YOUR INSTRUCTIONS
Every line in the data below that holds "Financial" should be found and copied.

Items from a data source

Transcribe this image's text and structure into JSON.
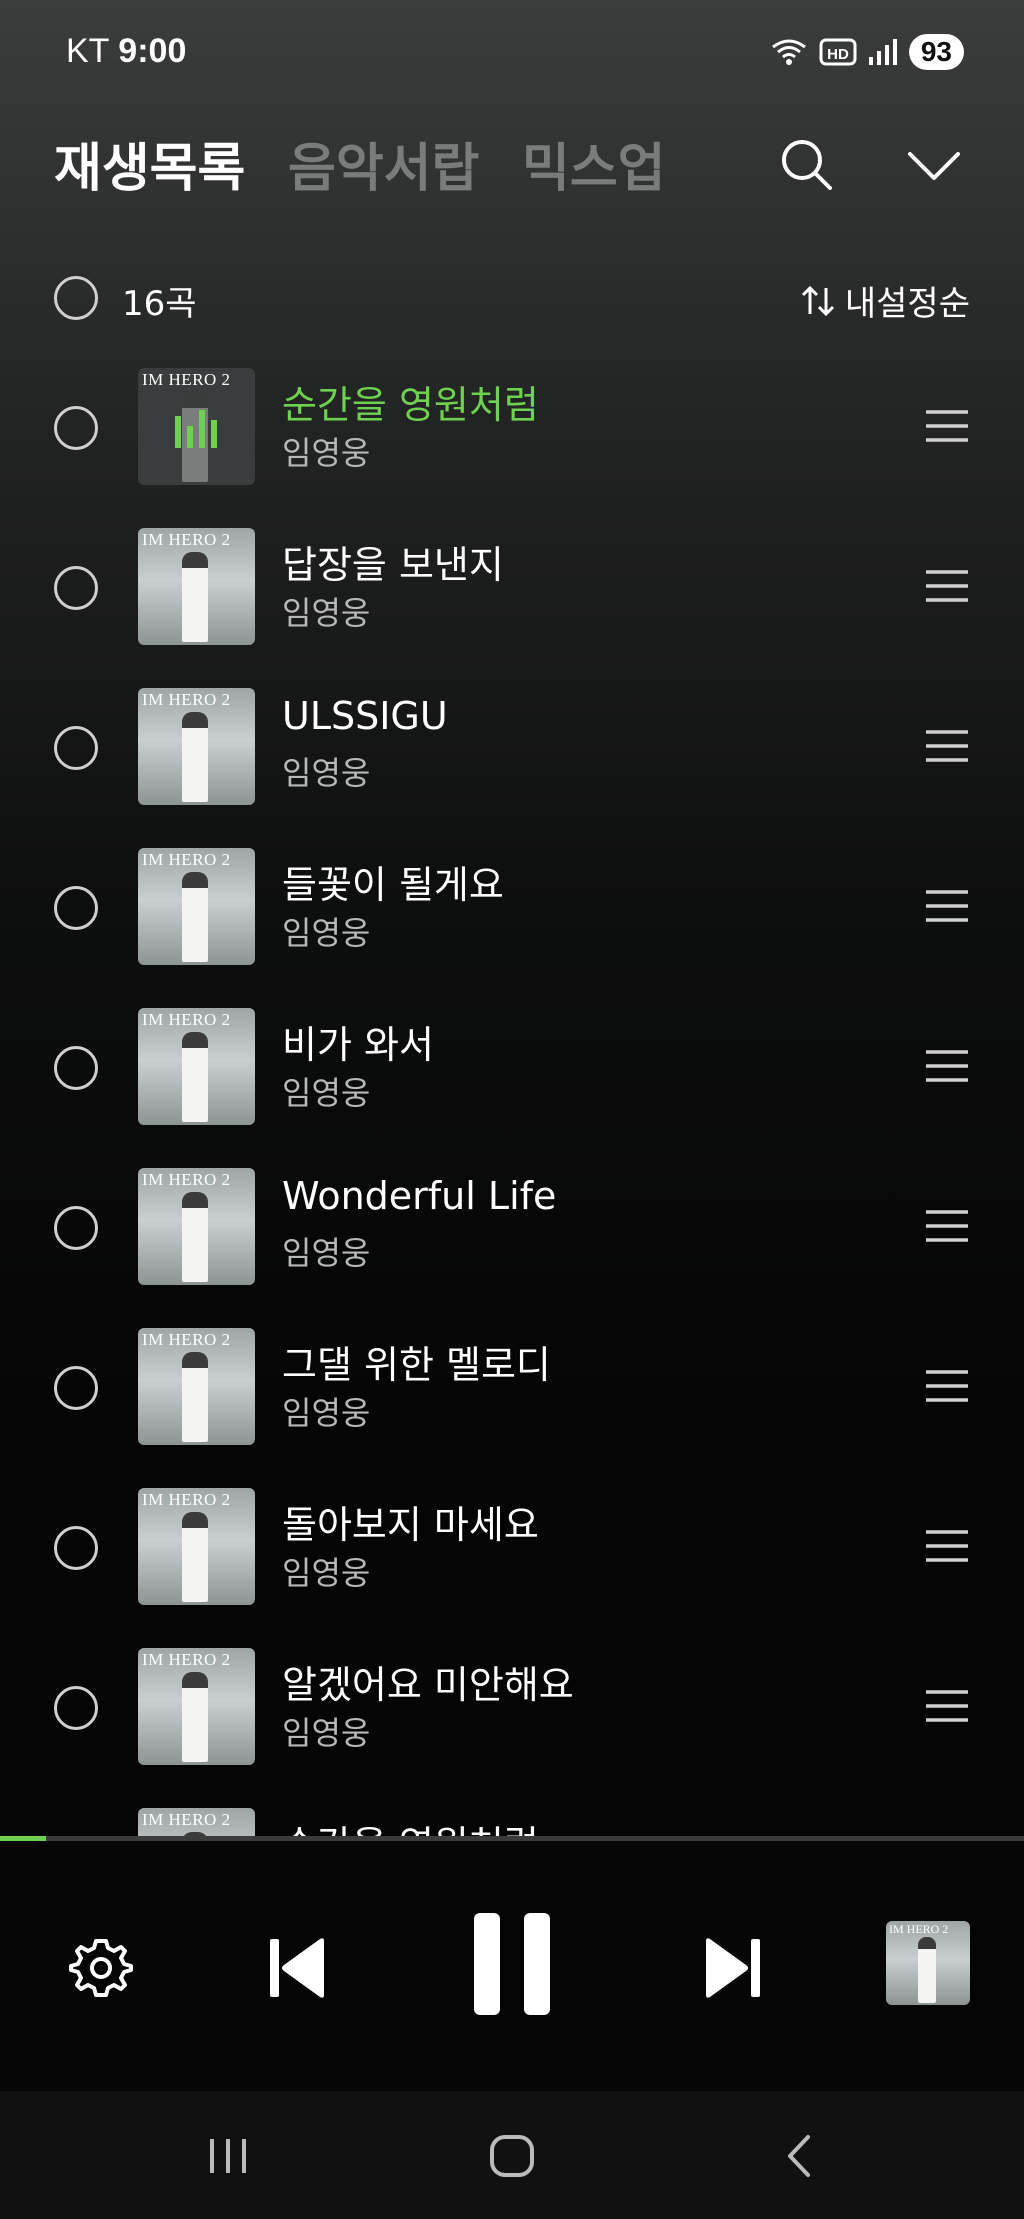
{
  "status_bar": {
    "carrier": "KT",
    "time": "9:00",
    "battery": "93",
    "icons": [
      "wifi-icon",
      "hd-icon",
      "signal-icon",
      "battery-icon"
    ]
  },
  "header": {
    "tabs": [
      {
        "label": "재생목록",
        "active": true
      },
      {
        "label": "음악서랍",
        "active": false
      },
      {
        "label": "믹스업",
        "active": false
      }
    ],
    "icons": [
      "search-icon",
      "chevron-down-icon"
    ]
  },
  "list_header": {
    "count": "16곡",
    "sort_label": "내설정순"
  },
  "tracks": [
    {
      "title": "순간을 영원처럼",
      "artist": "임영웅",
      "playing": true
    },
    {
      "title": "답장을 보낸지",
      "artist": "임영웅"
    },
    {
      "title": "ULSSIGU",
      "artist": "임영웅"
    },
    {
      "title": "들꽃이 될게요",
      "artist": "임영웅"
    },
    {
      "title": "비가 와서",
      "artist": "임영웅"
    },
    {
      "title": "Wonderful Life",
      "artist": "임영웅"
    },
    {
      "title": "그댈 위한 멜로디",
      "artist": "임영웅"
    },
    {
      "title": "돌아보지 마세요",
      "artist": "임영웅"
    },
    {
      "title": "알겠어요 미안해요",
      "artist": "임영웅"
    },
    {
      "title": "순간을 영원처럼",
      "artist": ""
    }
  ],
  "album_cover_text": "IM HERO 2",
  "player": {
    "progress": 0.045,
    "icons": [
      "settings-icon",
      "previous-icon",
      "pause-icon",
      "next-icon"
    ]
  },
  "colors": {
    "accent": "#6fd14f",
    "background": "#050505"
  }
}
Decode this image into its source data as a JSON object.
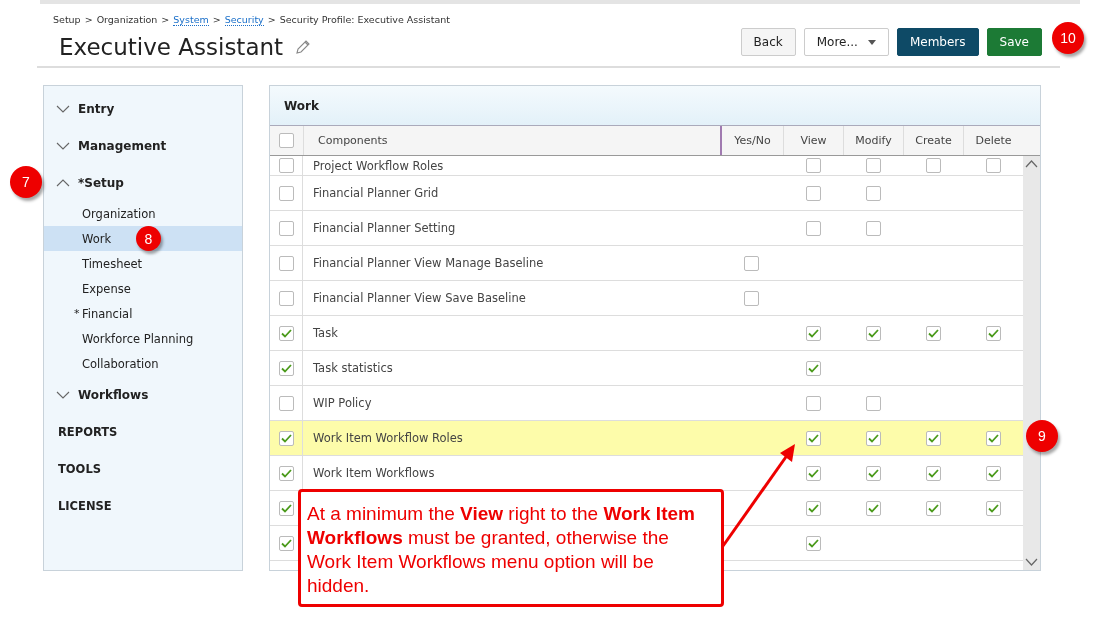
{
  "breadcrumb": [
    {
      "label": "Setup",
      "link": false
    },
    {
      "label": "Organization",
      "link": false
    },
    {
      "label": "System",
      "link": true
    },
    {
      "label": "Security",
      "link": true
    },
    {
      "label": "Security Profile: Executive Assistant",
      "link": false
    }
  ],
  "breadcrumb_separator": ">",
  "title": "Executive Assistant",
  "buttons": [
    {
      "label": "Back",
      "kind": "plain"
    },
    {
      "label": "More...",
      "kind": "dropdown"
    },
    {
      "label": "Members",
      "kind": "dark"
    },
    {
      "label": "Save",
      "kind": "primary"
    }
  ],
  "sidebar": {
    "items": [
      {
        "kind": "group",
        "label": "Entry",
        "expanded": false
      },
      {
        "kind": "group",
        "label": "Management",
        "expanded": false
      },
      {
        "kind": "group",
        "label": "Setup",
        "marker": "*",
        "expanded": true,
        "badge": "7",
        "children": [
          {
            "label": "Organization",
            "selected": false
          },
          {
            "label": "Work",
            "selected": true,
            "badge": "8"
          },
          {
            "label": "Timesheet",
            "selected": false
          },
          {
            "label": "Expense",
            "selected": false
          },
          {
            "label": "Financial",
            "marker": "*",
            "selected": false
          },
          {
            "label": "Workforce Planning",
            "selected": false
          },
          {
            "label": "Collaboration",
            "selected": false
          }
        ]
      },
      {
        "kind": "group",
        "label": "Workflows",
        "expanded": false
      },
      {
        "kind": "section",
        "label": "REPORTS"
      },
      {
        "kind": "section",
        "label": "TOOLS"
      },
      {
        "kind": "section",
        "label": "LICENSE"
      }
    ]
  },
  "panel": {
    "title": "Work",
    "all_checked": false,
    "columns": [
      "Components",
      "Yes/No",
      "View",
      "Modify",
      "Create",
      "Delete"
    ],
    "rows": [
      {
        "name": "Project Workflow Roles",
        "checked": false,
        "highlighted": false,
        "view": false,
        "modify": false,
        "create": false,
        "delete": false
      },
      {
        "name": "Financial Planner Grid",
        "checked": false,
        "highlighted": false,
        "view": false,
        "modify": false
      },
      {
        "name": "Financial Planner Setting",
        "checked": false,
        "highlighted": false,
        "view": false,
        "modify": false
      },
      {
        "name": "Financial Planner View Manage Baseline",
        "checked": false,
        "highlighted": false,
        "yes_no": false
      },
      {
        "name": "Financial Planner View Save Baseline",
        "checked": false,
        "highlighted": false,
        "yes_no": false
      },
      {
        "name": "Task",
        "checked": true,
        "highlighted": false,
        "view": true,
        "modify": true,
        "create": true,
        "delete": true
      },
      {
        "name": "Task statistics",
        "checked": true,
        "highlighted": false,
        "view": true
      },
      {
        "name": "WIP Policy",
        "checked": false,
        "highlighted": false,
        "view": false,
        "modify": false
      },
      {
        "name": "Work Item Workflow Roles",
        "checked": true,
        "highlighted": true,
        "view": true,
        "modify": true,
        "create": true,
        "delete": true
      },
      {
        "name": "Work Item Workflows",
        "checked": true,
        "highlighted": false,
        "view": true,
        "modify": true,
        "create": true,
        "delete": true
      },
      {
        "checked": true,
        "highlighted": false,
        "view": true,
        "modify": true,
        "create": true,
        "delete": true
      },
      {
        "checked": true,
        "highlighted": false,
        "view": true
      }
    ]
  },
  "annotations": {
    "steps": [
      "9",
      "10"
    ],
    "callout": "At a minimum the  **View** right to the **Work Item Workflows** must be granted, otherwise the Work Item Workflows menu option will be hidden."
  }
}
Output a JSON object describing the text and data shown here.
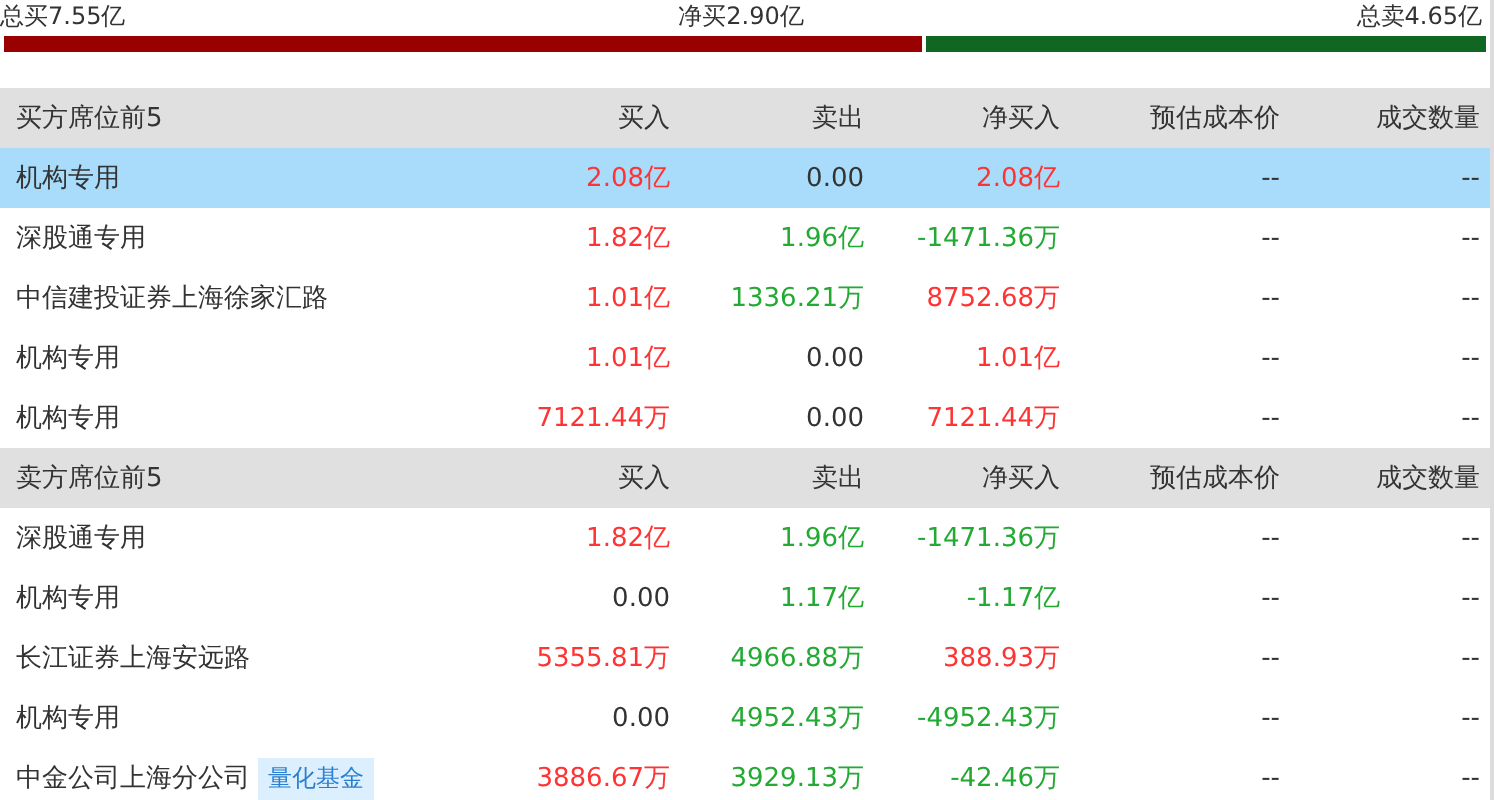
{
  "summary": {
    "total_buy": "总买7.55亿",
    "net_buy": "净买2.90亿",
    "total_sell": "总卖4.65亿",
    "level": 0.619
  },
  "sections": [
    {
      "columns": [
        "买方席位前5",
        "买入",
        "卖出",
        "净买入",
        "预估成本价",
        "成交数量"
      ],
      "rows": [
        {
          "selected": true,
          "cells": [
            {
              "text": "机构专用"
            },
            {
              "text": "2.08亿",
              "color": "#ff3333"
            },
            {
              "text": "0.00",
              "color": "#333333"
            },
            {
              "text": "2.08亿",
              "color": "#ff3333"
            },
            {
              "text": "--",
              "color": "#333333"
            },
            {
              "text": "--",
              "color": "#333333"
            }
          ]
        },
        {
          "selected": false,
          "cells": [
            {
              "text": "深股通专用"
            },
            {
              "text": "1.82亿",
              "color": "#ff3333"
            },
            {
              "text": "1.96亿",
              "color": "#22aa33"
            },
            {
              "text": "-1471.36万",
              "color": "#22aa33"
            },
            {
              "text": "--",
              "color": "#333333"
            },
            {
              "text": "--",
              "color": "#333333"
            }
          ]
        },
        {
          "selected": false,
          "cells": [
            {
              "text": "中信建投证券上海徐家汇路"
            },
            {
              "text": "1.01亿",
              "color": "#ff3333"
            },
            {
              "text": "1336.21万",
              "color": "#22aa33"
            },
            {
              "text": "8752.68万",
              "color": "#ff3333"
            },
            {
              "text": "--",
              "color": "#333333"
            },
            {
              "text": "--",
              "color": "#333333"
            }
          ]
        },
        {
          "selected": false,
          "cells": [
            {
              "text": "机构专用"
            },
            {
              "text": "1.01亿",
              "color": "#ff3333"
            },
            {
              "text": "0.00",
              "color": "#333333"
            },
            {
              "text": "1.01亿",
              "color": "#ff3333"
            },
            {
              "text": "--",
              "color": "#333333"
            },
            {
              "text": "--",
              "color": "#333333"
            }
          ]
        },
        {
          "selected": false,
          "cells": [
            {
              "text": "机构专用"
            },
            {
              "text": "7121.44万",
              "color": "#ff3333"
            },
            {
              "text": "0.00",
              "color": "#333333"
            },
            {
              "text": "7121.44万",
              "color": "#ff3333"
            },
            {
              "text": "--",
              "color": "#333333"
            },
            {
              "text": "--",
              "color": "#333333"
            }
          ]
        }
      ]
    },
    {
      "columns": [
        "卖方席位前5",
        "买入",
        "卖出",
        "净买入",
        "预估成本价",
        "成交数量"
      ],
      "rows": [
        {
          "selected": false,
          "cells": [
            {
              "text": "深股通专用"
            },
            {
              "text": "1.82亿",
              "color": "#ff3333"
            },
            {
              "text": "1.96亿",
              "color": "#22aa33"
            },
            {
              "text": "-1471.36万",
              "color": "#22aa33"
            },
            {
              "text": "--",
              "color": "#333333"
            },
            {
              "text": "--",
              "color": "#333333"
            }
          ]
        },
        {
          "selected": false,
          "cells": [
            {
              "text": "机构专用"
            },
            {
              "text": "0.00",
              "color": "#333333"
            },
            {
              "text": "1.17亿",
              "color": "#22aa33"
            },
            {
              "text": "-1.17亿",
              "color": "#22aa33"
            },
            {
              "text": "--",
              "color": "#333333"
            },
            {
              "text": "--",
              "color": "#333333"
            }
          ]
        },
        {
          "selected": false,
          "cells": [
            {
              "text": "长江证券上海安远路"
            },
            {
              "text": "5355.81万",
              "color": "#ff3333"
            },
            {
              "text": "4966.88万",
              "color": "#22aa33"
            },
            {
              "text": "388.93万",
              "color": "#ff3333"
            },
            {
              "text": "--",
              "color": "#333333"
            },
            {
              "text": "--",
              "color": "#333333"
            }
          ]
        },
        {
          "selected": false,
          "cells": [
            {
              "text": "机构专用"
            },
            {
              "text": "0.00",
              "color": "#333333"
            },
            {
              "text": "4952.43万",
              "color": "#22aa33"
            },
            {
              "text": "-4952.43万",
              "color": "#22aa33"
            },
            {
              "text": "--",
              "color": "#333333"
            },
            {
              "text": "--",
              "color": "#333333"
            }
          ]
        },
        {
          "selected": false,
          "cells": [
            {
              "text": "中金公司上海分公司",
              "tag": "量化基金"
            },
            {
              "text": "3886.67万",
              "color": "#ff3333"
            },
            {
              "text": "3929.13万",
              "color": "#22aa33"
            },
            {
              "text": "-42.46万",
              "color": "#22aa33"
            },
            {
              "text": "--",
              "color": "#333333"
            },
            {
              "text": "--",
              "color": "#333333"
            }
          ]
        }
      ]
    }
  ]
}
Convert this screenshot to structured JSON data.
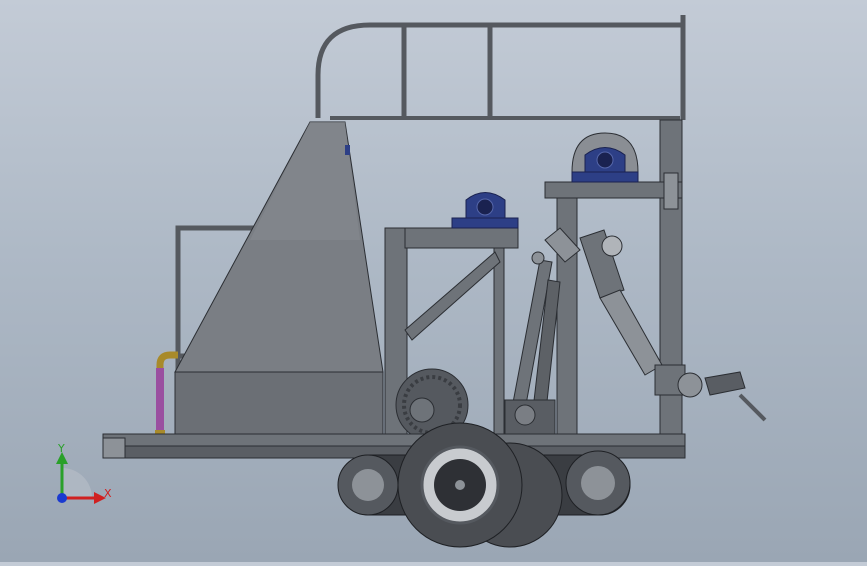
{
  "viewport": {
    "model_name": "",
    "background_top": "#c3cbd6",
    "background_bottom": "#9aa6b4"
  },
  "triad": {
    "y_label": "Y",
    "x_label": "X",
    "y_color": "#2aa02a",
    "x_color": "#d02020",
    "z_color": "#1a3ad0"
  },
  "colors": {
    "frame": "#6e7379",
    "frame_edge": "#2b2e33",
    "hopper": "#7a7e84",
    "hopper_dark": "#55595f",
    "bearing_blue": "#2d3f86",
    "hose_purple": "#9a4fa0",
    "fitting_gold": "#a88a2a",
    "tire": "#4a4d52",
    "tire_dark": "#2e3035",
    "hub": "#c8cbcf"
  }
}
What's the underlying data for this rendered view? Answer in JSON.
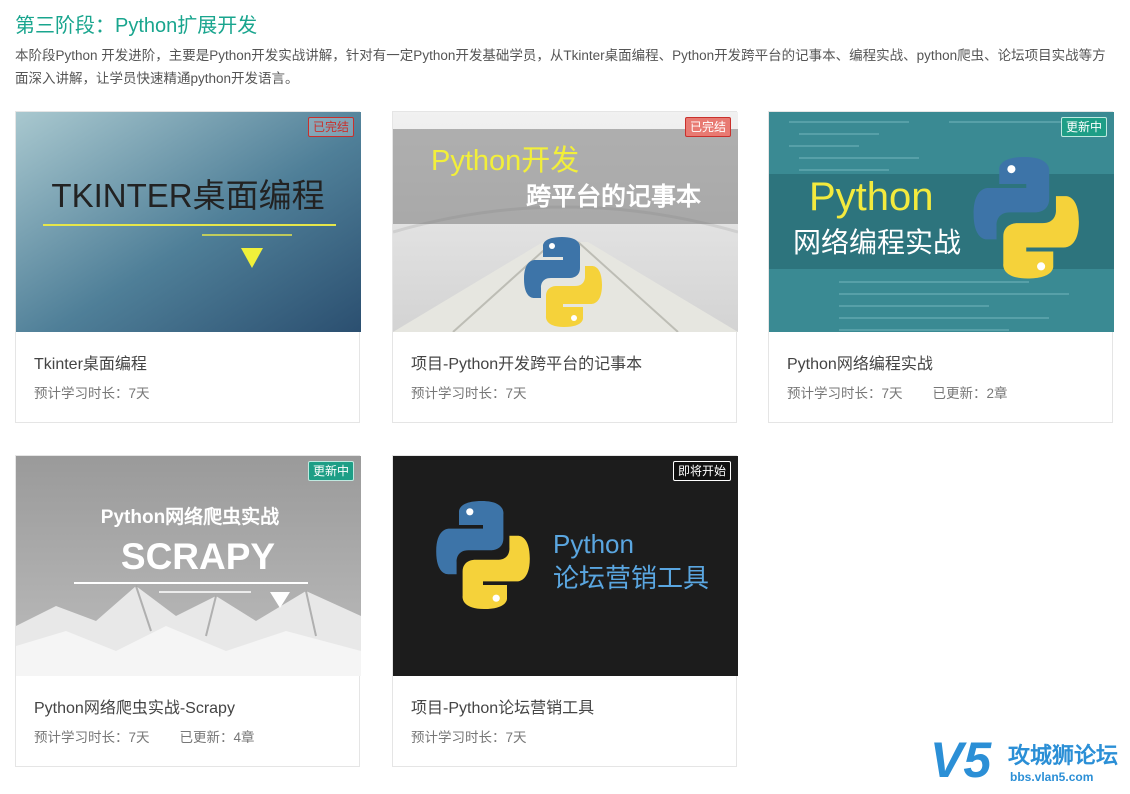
{
  "stage": {
    "title": "第三阶段：Python扩展开发",
    "description": "本阶段Python 开发进阶，主要是Python开发实战讲解，针对有一定Python开发基础学员，从Tkinter桌面编程、Python开发跨平台的记事本、编程实战、python爬虫、论坛项目实战等方面深入讲解，让学员快速精通python开发语言。"
  },
  "courses": [
    {
      "title": "Tkinter桌面编程",
      "duration": "预计学习时长：7天",
      "updated": "",
      "badge": "已完结",
      "badge_color": "#c9302c",
      "thumb_text": "TKINTER桌面编程"
    },
    {
      "title": "项目-Python开发跨平台的记事本",
      "duration": "预计学习时长：7天",
      "updated": "",
      "badge": "已完结",
      "badge_color": "#c9302c",
      "thumb_text_1": "Python开发",
      "thumb_text_2": "跨平台的记事本"
    },
    {
      "title": "Python网络编程实战",
      "duration": "预计学习时长：7天",
      "updated": "已更新：2章",
      "badge": "更新中",
      "badge_color": "#1e9e86",
      "thumb_text_1": "Python",
      "thumb_text_2": "网络编程实战"
    },
    {
      "title": "Python网络爬虫实战-Scrapy",
      "duration": "预计学习时长：7天",
      "updated": "已更新：4章",
      "badge": "更新中",
      "badge_color": "#1e9e86",
      "thumb_text_1": "Python网络爬虫实战",
      "thumb_text_2": "SCRAPY"
    },
    {
      "title": "项目-Python论坛营销工具",
      "duration": "预计学习时长：7天",
      "updated": "",
      "badge": "即将开始",
      "badge_color": "#ffffff",
      "thumb_text_1": "Python",
      "thumb_text_2": "论坛营销工具"
    }
  ],
  "watermark": {
    "logo": "V5",
    "name": "攻城狮论坛",
    "url": "bbs.vlan5.com"
  }
}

EXERCISE SOLUTION
            "label": "Financial",
        "name": "Financial Planner Grid",
        "name": "Financial Planner Setting",
        "name": "Financial Planner View Manage Baseline",
        "name": "Financial Planner View Save Baseline",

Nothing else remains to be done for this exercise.